Cembra’s playful red is confidently labeled “Schiava,” but that’s somewhat misleading. Schiava is not a single grape but a group loosely joined. The vines are known as Trollinger in Tyrol, Rossola in the Veneto and Friuli, Urban in Württemberg, Schiava in Lombardy, Vernatsh, and the Südtirol. (And so on.) It also comes in colors, from white to black. The entry in Wine Grapes suggests these vines do not share much genetically, and postulates that the name derives instead from the traditional pergola trellising deployed to keep the grape’s heavy yields in check: schiavo is Italian for “slave.”

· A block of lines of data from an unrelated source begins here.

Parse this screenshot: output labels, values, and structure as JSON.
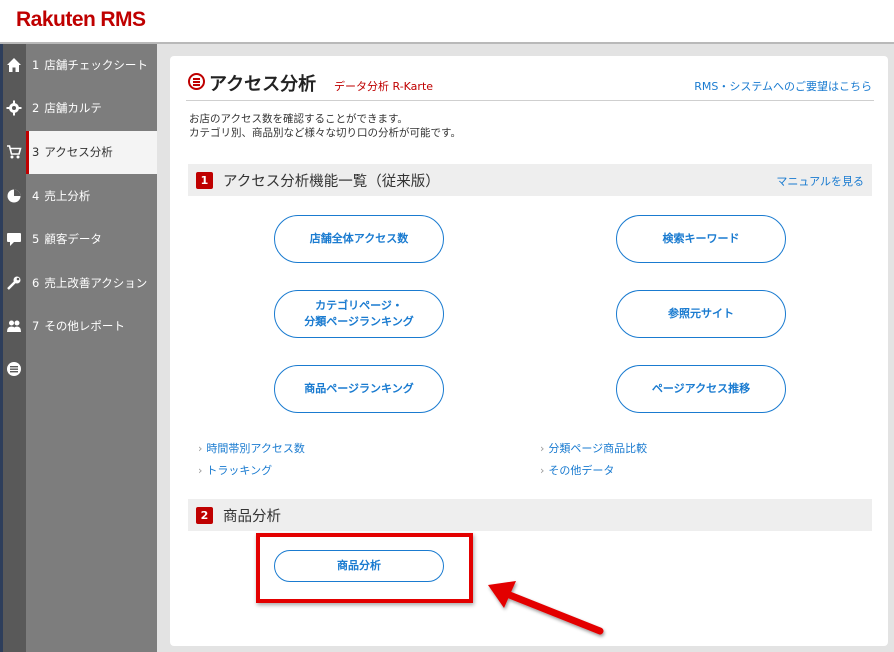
{
  "header": {
    "logo_main": "Rakuten",
    "logo_sub": "RMS"
  },
  "sidebar": {
    "items": [
      {
        "num": "1",
        "label": "店舗チェックシート",
        "icon": "home-icon"
      },
      {
        "num": "2",
        "label": "店舗カルテ",
        "icon": "gear-icon"
      },
      {
        "num": "3",
        "label": "アクセス分析",
        "icon": "cart-icon",
        "active": true
      },
      {
        "num": "4",
        "label": "売上分析",
        "icon": "pie-chart-icon"
      },
      {
        "num": "5",
        "label": "顧客データ",
        "icon": "chat-icon"
      },
      {
        "num": "6",
        "label": "売上改善アクション",
        "icon": "tools-icon"
      },
      {
        "num": "7",
        "label": "その他レポート",
        "icon": "users-icon"
      }
    ],
    "extra_icon": "list-icon"
  },
  "main": {
    "title": "アクセス分析",
    "subtitle": "データ分析 R-Karte",
    "top_link": "RMS・システムへのご要望はこちら",
    "desc_line1": "お店のアクセス数を確認することができます。",
    "desc_line2": "カテゴリ別、商品別など様々な切り口の分析が可能です。",
    "section1": {
      "num": "1",
      "title": "アクセス分析機能一覧（従来版）",
      "manual_link": "マニュアルを見る",
      "buttons": {
        "store_access": "店舗全体アクセス数",
        "search_keyword": "検索キーワード",
        "category_line1": "カテゴリページ・",
        "category_line2": "分類ページランキング",
        "referrer": "参照元サイト",
        "product_ranking": "商品ページランキング",
        "page_access_trend": "ページアクセス推移"
      },
      "links": {
        "hourly": "時間帯別アクセス数",
        "category_compare": "分類ページ商品比較",
        "tracking": "トラッキング",
        "other_data": "その他データ"
      }
    },
    "section2": {
      "num": "2",
      "title": "商品分析",
      "button": "商品分析"
    }
  },
  "colors": {
    "brand_red": "#bf0000",
    "link_blue": "#1a7bd0",
    "annotation_red": "#e30000"
  }
}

Regardless of what you call these vines, they have decorated the Trento landscape for at least seven hundred years. Peering into the technical details of this particular bottling, we discover it’s a cuvée of Schiava Grigia, Schiava Grossa, Schiava Gentile, and Schiava Meranese, grown at elevations of 500 to 700 meters and trellised according to tradition.
But you don’t need to know any of that to enjoy the wine. Limpid raspberry with a clear rim, it’s not red, exactly, but more like the color of a Tavel rosé or Bordeaux Clairet. It’s scented of strawberries and basil, raspberries and red apple, and crackles across the palate with snappy red fruits. It finishes with a lift of herbs, and almost-bitterness that keeps it refreshing. It takes well to a light chill, which makes it a terrific aperitif with heavy appetizers: fried snacks or a charcuterie plate featuring salumi, pâté, a riot of cheeses. Pour it also with poultry, fish, pasta puttanesca, caponata, picnic sandwiches. It’s not a serious wine but is absolutely not silly.

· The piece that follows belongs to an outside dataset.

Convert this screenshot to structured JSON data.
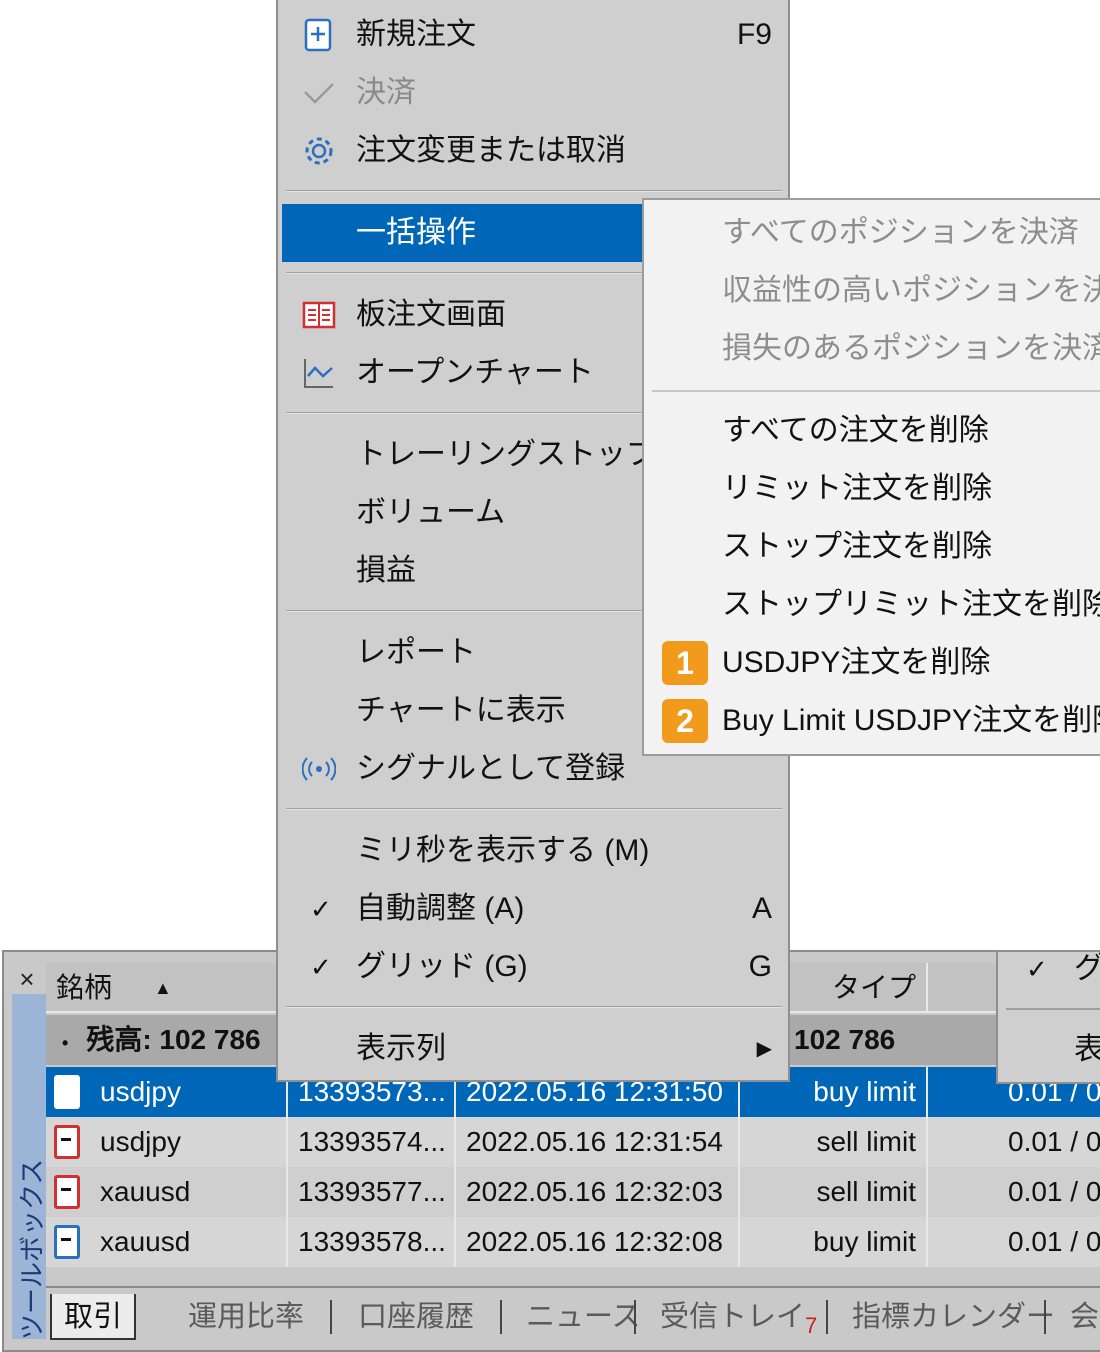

2017 Cembra Schiava Trentino DOC
12% abv | About $16; Imported by Ethica Wines